Analyse and comment on the ideas expressed by Bertrand Russel in his essay "The Future of Mankind."
This is very interesting question because the essay has valuable information about man but I don't fully understand it. Please give more detail while answering the question.
1 Answer | Add Yours
In "The Future of Mankind," Russell contemplates the future with respect to two developments: the rise of technology and its role in the future of warfare. Russell proposes that one of three scenarios may occur: 1) The end of human life and perhaps all life on the planet, 2) A reversion to barbarism after a dramatic decrease in the world's population, and 3) The unification of the world under a single government.
Russell writes the essay in the early stages of the Cold War and the nuclear arms race. He suppose, as many did and still do, that the use of nuclear weapons in a world war (perhaps instigated by a war between Russia and the United States, then the two most powerful countries in the world) could lead to any of the three scenarios he listed. And while each is not desirable, Russell proposes that a unified state, preferably under the guidance of the United States, could be the most propitious option and might avoid another world war. At least with a unification, peace could be enforced by law and if necessary by armed force. What Russell seems to be arguing for here is a more powerful and efficient United Nations type of institution. He asks for "effective laws to control international relations." He believes this is the best way to avoid future "great" wars.
This essay sparks a lot of controversy because the very idea of a large world state seems too powerful and too oppressive. However, Russell prefers this to allowing wars to continue, thinking that a unified world state is simply in a better position to encourage and, if necessary, to enforce peaceful relations. He believes the main goal of this world state will be to repress war. And with war not being a threat, humans will be more able to focus on solving other problems such as ending poverty.

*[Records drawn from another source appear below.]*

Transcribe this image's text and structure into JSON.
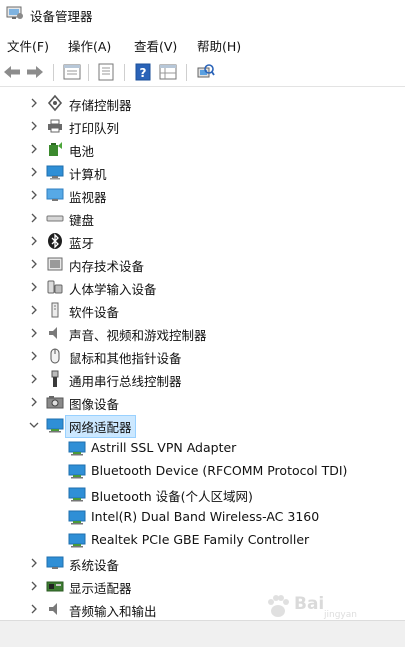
{
  "window": {
    "title": "设备管理器"
  },
  "menu": [
    {
      "label": "文件(F)"
    },
    {
      "label": "操作(A)"
    },
    {
      "label": "查看(V)"
    },
    {
      "label": "帮助(H)"
    }
  ],
  "toolbar": {
    "icons": [
      "back-arrow-icon",
      "forward-arrow-icon",
      "properties-grid-icon",
      "document-icon",
      "help-icon",
      "details-grid-icon",
      "scan-hardware-icon"
    ]
  },
  "tree": {
    "categories_top": [
      {
        "label": "存储控制器",
        "icon": "storage-controller-icon"
      },
      {
        "label": "打印队列",
        "icon": "printer-icon"
      },
      {
        "label": "电池",
        "icon": "battery-icon"
      },
      {
        "label": "计算机",
        "icon": "computer-icon"
      },
      {
        "label": "监视器",
        "icon": "monitor-icon"
      },
      {
        "label": "键盘",
        "icon": "keyboard-icon"
      },
      {
        "label": "蓝牙",
        "icon": "bluetooth-icon"
      },
      {
        "label": "内存技术设备",
        "icon": "memory-device-icon"
      },
      {
        "label": "人体学输入设备",
        "icon": "hid-icon"
      },
      {
        "label": "软件设备",
        "icon": "software-device-icon"
      },
      {
        "label": "声音、视频和游戏控制器",
        "icon": "speaker-icon"
      },
      {
        "label": "鼠标和其他指针设备",
        "icon": "mouse-icon"
      },
      {
        "label": "通用串行总线控制器",
        "icon": "usb-icon"
      },
      {
        "label": "图像设备",
        "icon": "camera-icon"
      }
    ],
    "expanded": {
      "label": "网络适配器",
      "icon": "network-adapter-icon",
      "children": [
        {
          "label": "Astrill SSL VPN Adapter"
        },
        {
          "label": "Bluetooth Device (RFCOMM Protocol TDI)"
        },
        {
          "label": "Bluetooth 设备(个人区域网)"
        },
        {
          "label": "Intel(R) Dual Band Wireless-AC 3160"
        },
        {
          "label": "Realtek PCIe GBE Family Controller"
        }
      ]
    },
    "categories_bottom": [
      {
        "label": "系统设备",
        "icon": "system-device-icon"
      },
      {
        "label": "显示适配器",
        "icon": "display-adapter-icon"
      },
      {
        "label": "音频输入和输出",
        "icon": "audio-io-icon"
      }
    ]
  },
  "watermark": {
    "text": "Bai",
    "sub": "jingyan"
  },
  "colors": {
    "selection": "#cce8ff",
    "selection_border": "#99d1ff",
    "monitor_blue": "#2f8fd6"
  }
}
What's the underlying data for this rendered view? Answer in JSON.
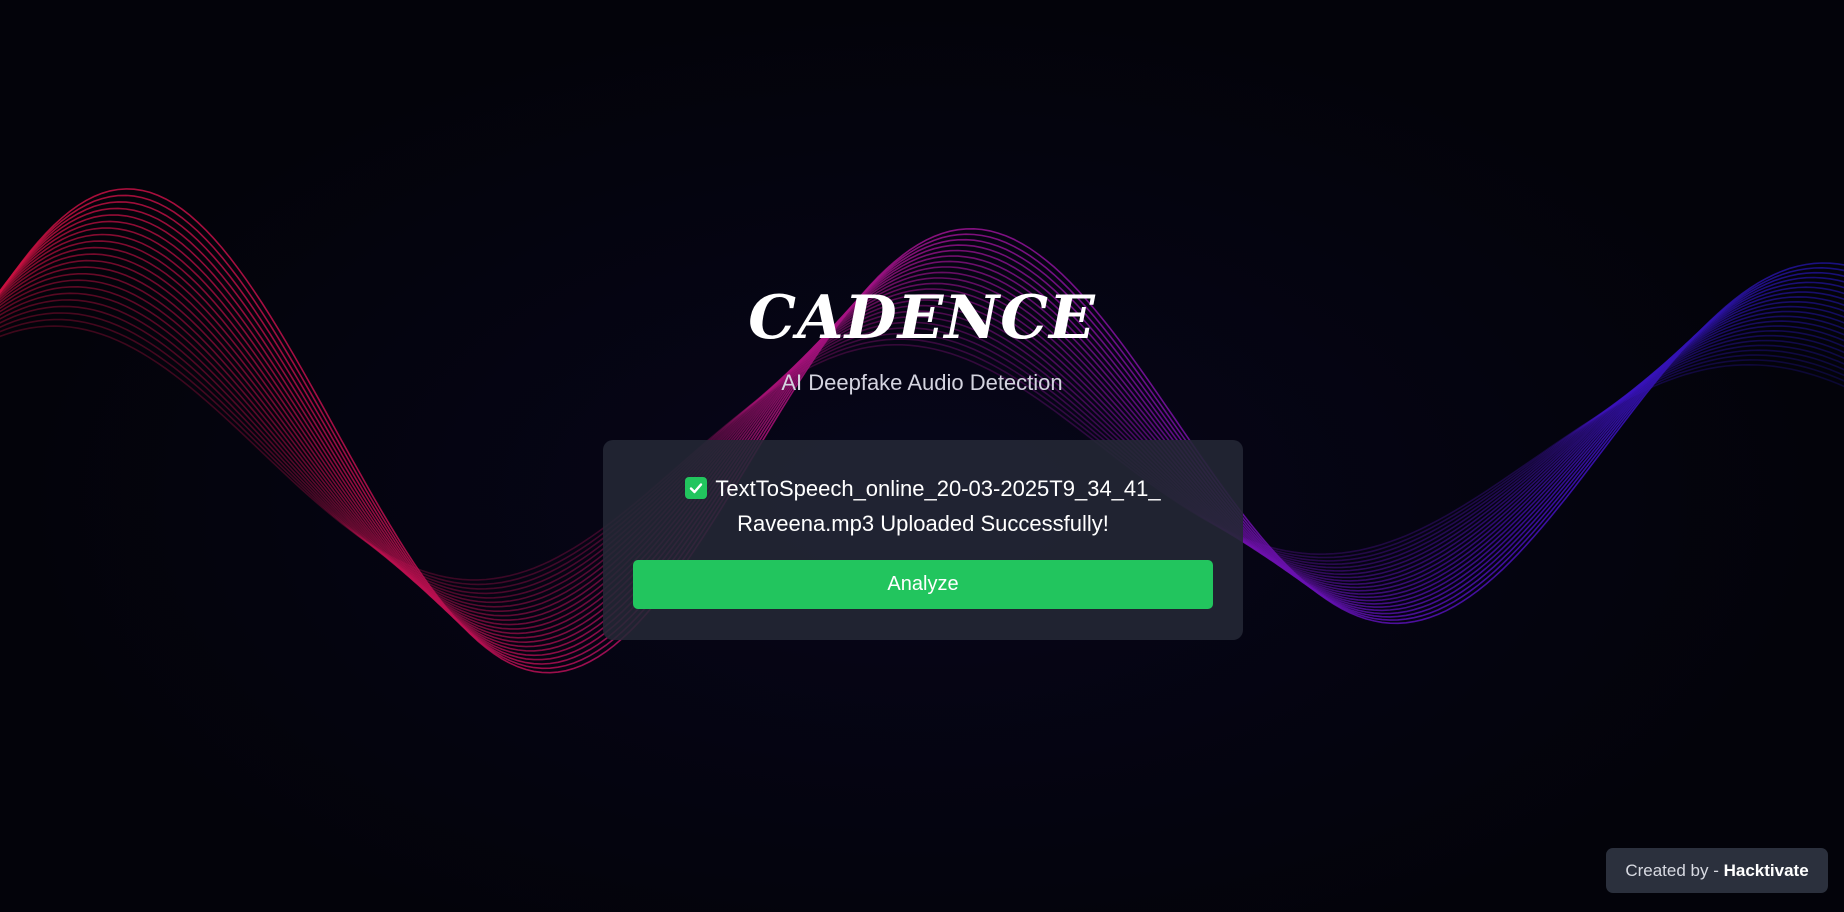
{
  "brand": {
    "title": "CADENCE",
    "tagline": "AI Deepfake Audio Detection"
  },
  "upload": {
    "status_line1": "TextToSpeech_online_20-03-2025T9_34_41_",
    "status_line2": "Raveena.mp3 Uploaded Successfully!",
    "status_icon": "check-square-icon",
    "analyze_label": "Analyze"
  },
  "footer": {
    "created_by_prefix": "Created by - ",
    "created_by_name": "Hacktivate"
  },
  "colors": {
    "background": "#04040c",
    "accent_green": "#22c55e",
    "card": "#242836",
    "wave_left": "#e0154d",
    "wave_center": "#b0139a",
    "wave_right": "#3b0fd0"
  }
}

We’ve answered 318,957 questions. We can answer yours, too.Ask a question